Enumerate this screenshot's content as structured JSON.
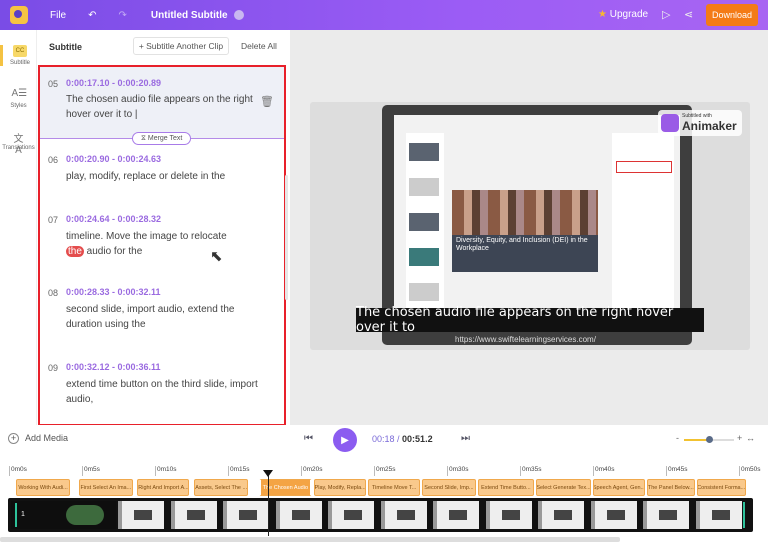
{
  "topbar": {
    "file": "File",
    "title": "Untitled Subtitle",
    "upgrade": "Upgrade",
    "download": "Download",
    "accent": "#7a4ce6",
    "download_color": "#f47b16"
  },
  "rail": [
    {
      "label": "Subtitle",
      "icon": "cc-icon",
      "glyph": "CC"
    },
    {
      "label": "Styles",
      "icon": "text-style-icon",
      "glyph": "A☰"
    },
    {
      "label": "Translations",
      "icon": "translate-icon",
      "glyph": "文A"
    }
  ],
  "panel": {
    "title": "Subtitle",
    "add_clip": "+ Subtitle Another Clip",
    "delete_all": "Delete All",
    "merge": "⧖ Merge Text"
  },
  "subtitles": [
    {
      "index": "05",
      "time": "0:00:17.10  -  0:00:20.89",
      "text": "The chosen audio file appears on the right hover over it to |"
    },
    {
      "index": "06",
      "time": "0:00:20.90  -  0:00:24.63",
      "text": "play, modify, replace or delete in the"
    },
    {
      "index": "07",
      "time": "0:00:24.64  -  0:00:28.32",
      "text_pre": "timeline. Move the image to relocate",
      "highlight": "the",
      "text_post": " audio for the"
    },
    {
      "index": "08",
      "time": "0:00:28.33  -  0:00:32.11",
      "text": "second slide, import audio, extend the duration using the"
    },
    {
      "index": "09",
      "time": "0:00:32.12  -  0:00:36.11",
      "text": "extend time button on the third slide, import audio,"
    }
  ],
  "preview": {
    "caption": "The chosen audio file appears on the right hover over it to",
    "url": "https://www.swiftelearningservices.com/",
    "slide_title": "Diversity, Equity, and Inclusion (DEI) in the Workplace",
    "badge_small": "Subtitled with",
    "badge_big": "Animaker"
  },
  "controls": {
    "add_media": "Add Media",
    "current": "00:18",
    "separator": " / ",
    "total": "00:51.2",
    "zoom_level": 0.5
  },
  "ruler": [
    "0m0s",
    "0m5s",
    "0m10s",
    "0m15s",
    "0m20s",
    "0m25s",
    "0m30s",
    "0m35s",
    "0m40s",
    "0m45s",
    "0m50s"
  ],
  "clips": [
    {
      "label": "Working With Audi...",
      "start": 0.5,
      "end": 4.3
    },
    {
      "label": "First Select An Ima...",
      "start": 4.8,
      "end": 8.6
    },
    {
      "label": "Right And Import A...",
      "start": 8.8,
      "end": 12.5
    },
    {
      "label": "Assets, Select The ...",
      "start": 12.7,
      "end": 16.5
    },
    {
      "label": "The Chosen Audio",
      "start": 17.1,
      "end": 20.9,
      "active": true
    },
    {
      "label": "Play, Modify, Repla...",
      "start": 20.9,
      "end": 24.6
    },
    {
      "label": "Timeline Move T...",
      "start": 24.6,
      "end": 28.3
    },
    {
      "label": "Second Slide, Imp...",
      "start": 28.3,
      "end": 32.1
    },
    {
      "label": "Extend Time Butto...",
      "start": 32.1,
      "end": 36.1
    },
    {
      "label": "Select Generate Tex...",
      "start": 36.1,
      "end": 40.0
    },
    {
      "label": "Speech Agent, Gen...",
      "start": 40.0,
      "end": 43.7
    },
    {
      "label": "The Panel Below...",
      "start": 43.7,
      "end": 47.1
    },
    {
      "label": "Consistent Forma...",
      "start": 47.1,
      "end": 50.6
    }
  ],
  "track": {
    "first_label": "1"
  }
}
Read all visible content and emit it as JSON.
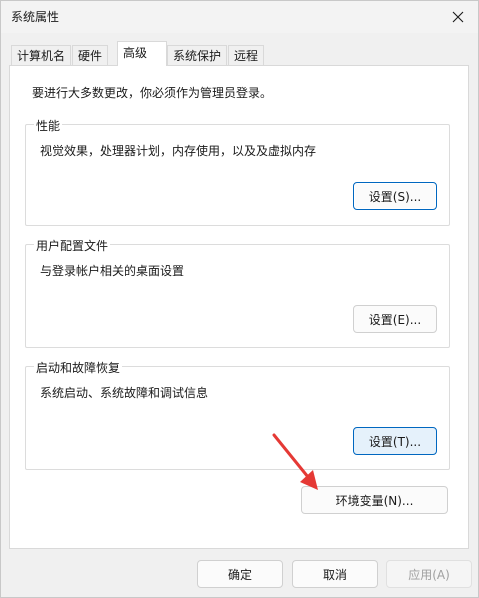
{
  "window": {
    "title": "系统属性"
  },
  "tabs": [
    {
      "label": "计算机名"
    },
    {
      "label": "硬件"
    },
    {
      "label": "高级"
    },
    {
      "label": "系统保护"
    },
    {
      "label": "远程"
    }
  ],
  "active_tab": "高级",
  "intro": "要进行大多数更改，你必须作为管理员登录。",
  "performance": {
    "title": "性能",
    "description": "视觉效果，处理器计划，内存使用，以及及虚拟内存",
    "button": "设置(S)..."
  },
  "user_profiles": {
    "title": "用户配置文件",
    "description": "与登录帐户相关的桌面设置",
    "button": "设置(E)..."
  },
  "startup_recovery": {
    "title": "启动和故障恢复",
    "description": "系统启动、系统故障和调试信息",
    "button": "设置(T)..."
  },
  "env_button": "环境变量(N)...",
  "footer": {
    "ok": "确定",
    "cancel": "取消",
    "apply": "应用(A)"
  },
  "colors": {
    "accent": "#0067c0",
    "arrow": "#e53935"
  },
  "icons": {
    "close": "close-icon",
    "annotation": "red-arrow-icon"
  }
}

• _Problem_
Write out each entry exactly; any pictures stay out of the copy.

• _Solution to this problem_
Enumerate this screenshot's content as structured JSON.
{
  "topbar": {
    "file": "File",
    "title": "Untitled Subtitle",
    "upgrade": "Upgrade",
    "download": "Download",
    "accent": "#7a4ce6",
    "download_color": "#f47b16"
  },
  "rail": [
    {
      "label": "Subtitle",
      "icon": "cc-icon",
      "glyph": "CC"
    },
    {
      "label": "Styles",
      "icon": "text-style-icon",
      "glyph": "A☰"
    },
    {
      "label": "Translations",
      "icon": "translate-icon",
      "glyph": "文A"
    }
  ],
  "panel": {
    "title": "Subtitle",
    "add_clip": "+ Subtitle Another Clip",
    "delete_all": "Delete All",
    "merge": "⧖ Merge Text"
  },
  "subtitles": [
    {
      "index": "05",
      "time": "0:00:17.10  -  0:00:20.89",
      "text": "The chosen audio file appears on the right hover over it to |"
    },
    {
      "index": "06",
      "time": "0:00:20.90  -  0:00:24.63",
      "text": "play, modify, replace or delete in the"
    },
    {
      "index": "07",
      "time": "0:00:24.64  -  0:00:28.32",
      "text_pre": "timeline. Move the image to relocate",
      "highlight": "the",
      "text_post": " audio for the"
    },
    {
      "index": "08",
      "time": "0:00:28.33  -  0:00:32.11",
      "text": "second slide, import audio, extend the duration using the"
    },
    {
      "index": "09",
      "time": "0:00:32.12  -  0:00:36.11",
      "text": "extend time button on the third slide, import audio,"
    }
  ],
  "preview": {
    "caption": "The chosen audio file appears on the right hover over it to",
    "url": "https://www.swiftelearningservices.com/",
    "slide_title": "Diversity, Equity, and Inclusion (DEI) in the Workplace",
    "badge_small": "Subtitled with",
    "badge_big": "Animaker"
  },
  "controls": {
    "add_media": "Add Media",
    "current": "00:18",
    "separator": " / ",
    "total": "00:51.2",
    "zoom_level": 0.5
  },
  "ruler": [
    "0m0s",
    "0m5s",
    "0m10s",
    "0m15s",
    "0m20s",
    "0m25s",
    "0m30s",
    "0m35s",
    "0m40s",
    "0m45s",
    "0m50s"
  ],
  "clips": [
    {
      "label": "Working With Audi...",
      "start": 0.5,
      "end": 4.3
    },
    {
      "label": "First Select An Ima...",
      "start": 4.8,
      "end": 8.6
    },
    {
      "label": "Right And Import A...",
      "start": 8.8,
      "end": 12.5
    },
    {
      "label": "Assets, Select The ...",
      "start": 12.7,
      "end": 16.5
    },
    {
      "label": "The Chosen Audio",
      "start": 17.1,
      "end": 20.9,
      "active": true
    },
    {
      "label": "Play, Modify, Repla...",
      "start": 20.9,
      "end": 24.6
    },
    {
      "label": "Timeline Move T...",
      "start": 24.6,
      "end": 28.3
    },
    {
      "label": "Second Slide, Imp...",
      "start": 28.3,
      "end": 32.1
    },
    {
      "label": "Extend Time Butto...",
      "start": 32.1,
      "end": 36.1
    },
    {
      "label": "Select Generate Tex...",
      "start": 36.1,
      "end": 40.0
    },
    {
      "label": "Speech Agent, Gen...",
      "start": 40.0,
      "end": 43.7
    },
    {
      "label": "The Panel Below...",
      "start": 43.7,
      "end": 47.1
    },
    {
      "label": "Consistent Forma...",
      "start": 47.1,
      "end": 50.6
    }
  ],
  "track": {
    "first_label": "1"
  }
}
Read all visible content and emit it as JSON.
{
  "window": {
    "title": "系统属性"
  },
  "tabs": [
    {
      "label": "计算机名"
    },
    {
      "label": "硬件"
    },
    {
      "label": "高级"
    },
    {
      "label": "系统保护"
    },
    {
      "label": "远程"
    }
  ],
  "active_tab": "高级",
  "intro": "要进行大多数更改，你必须作为管理员登录。",
  "performance": {
    "title": "性能",
    "description": "视觉效果，处理器计划，内存使用，以及及虚拟内存",
    "button": "设置(S)..."
  },
  "user_profiles": {
    "title": "用户配置文件",
    "description": "与登录帐户相关的桌面设置",
    "button": "设置(E)..."
  },
  "startup_recovery": {
    "title": "启动和故障恢复",
    "description": "系统启动、系统故障和调试信息",
    "button": "设置(T)..."
  },
  "env_button": "环境变量(N)...",
  "footer": {
    "ok": "确定",
    "cancel": "取消",
    "apply": "应用(A)"
  },
  "colors": {
    "accent": "#0067c0",
    "arrow": "#e53935"
  },
  "icons": {
    "close": "close-icon",
    "annotation": "red-arrow-icon"
  }
}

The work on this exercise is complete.